→ **DATA FOR PROCESSING**
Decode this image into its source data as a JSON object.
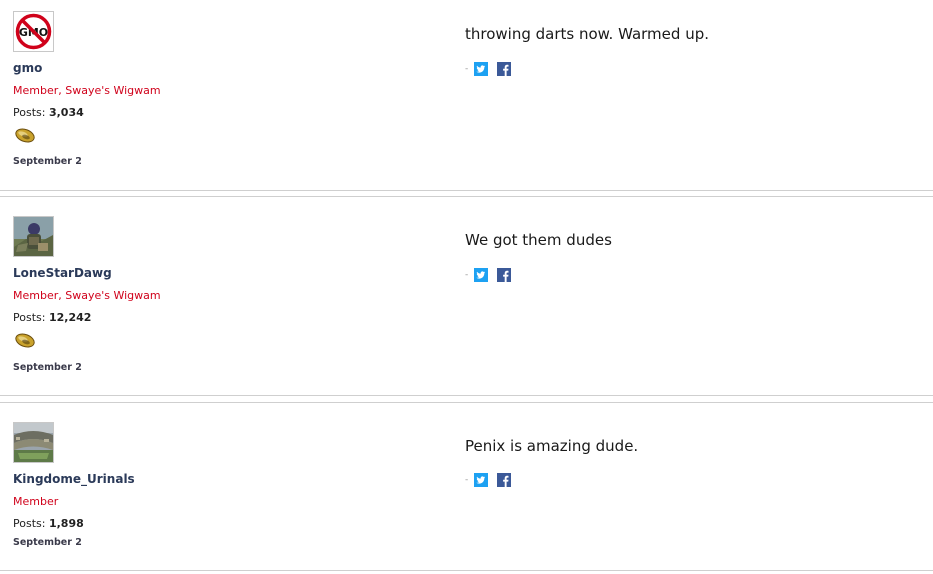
{
  "posts": [
    {
      "avatar": "gmo-no-symbol-avatar",
      "avatar_text": "GMO",
      "username": "gmo",
      "title": "Member, Swaye's Wigwam",
      "posts_label": "Posts:",
      "posts_count": "3,034",
      "has_badge": true,
      "date": "September 2",
      "content": "throwing darts now. Warmed up."
    },
    {
      "avatar": "soldier-photo-avatar",
      "username": "LoneStarDawg",
      "title": "Member, Swaye's Wigwam",
      "posts_label": "Posts:",
      "posts_count": "12,242",
      "has_badge": true,
      "date": "September 2",
      "content": "We got them dudes"
    },
    {
      "avatar": "stadium-photo-avatar",
      "username": "Kingdome_Urinals",
      "title": "Member",
      "posts_label": "Posts:",
      "posts_count": "1,898",
      "has_badge": false,
      "date": "September 2",
      "content": "Penix is amazing dude."
    }
  ],
  "share": {
    "separator": "-",
    "twitter_icon": "twitter-icon",
    "facebook_icon": "facebook-icon"
  },
  "colors": {
    "username": "#2b3a59",
    "title": "#d0021b",
    "twitter": "#1da1f2",
    "facebook": "#3b5998",
    "separator": "#cfcfcf"
  }
}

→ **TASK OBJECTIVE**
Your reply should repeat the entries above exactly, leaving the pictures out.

→ **TASK SOLUTION**
Decode this image into its source data as a JSON object.
{
  "posts": [
    {
      "avatar": "gmo-no-symbol-avatar",
      "avatar_text": "GMO",
      "username": "gmo",
      "title": "Member, Swaye's Wigwam",
      "posts_label": "Posts:",
      "posts_count": "3,034",
      "has_badge": true,
      "date": "September 2",
      "content": "throwing darts now. Warmed up."
    },
    {
      "avatar": "soldier-photo-avatar",
      "username": "LoneStarDawg",
      "title": "Member, Swaye's Wigwam",
      "posts_label": "Posts:",
      "posts_count": "12,242",
      "has_badge": true,
      "date": "September 2",
      "content": "We got them dudes"
    },
    {
      "avatar": "stadium-photo-avatar",
      "username": "Kingdome_Urinals",
      "title": "Member",
      "posts_label": "Posts:",
      "posts_count": "1,898",
      "has_badge": false,
      "date": "September 2",
      "content": "Penix is amazing dude."
    }
  ],
  "share": {
    "separator": "-",
    "twitter_icon": "twitter-icon",
    "facebook_icon": "facebook-icon"
  },
  "colors": {
    "username": "#2b3a59",
    "title": "#d0021b",
    "twitter": "#1da1f2",
    "facebook": "#3b5998",
    "separator": "#cfcfcf"
  }
}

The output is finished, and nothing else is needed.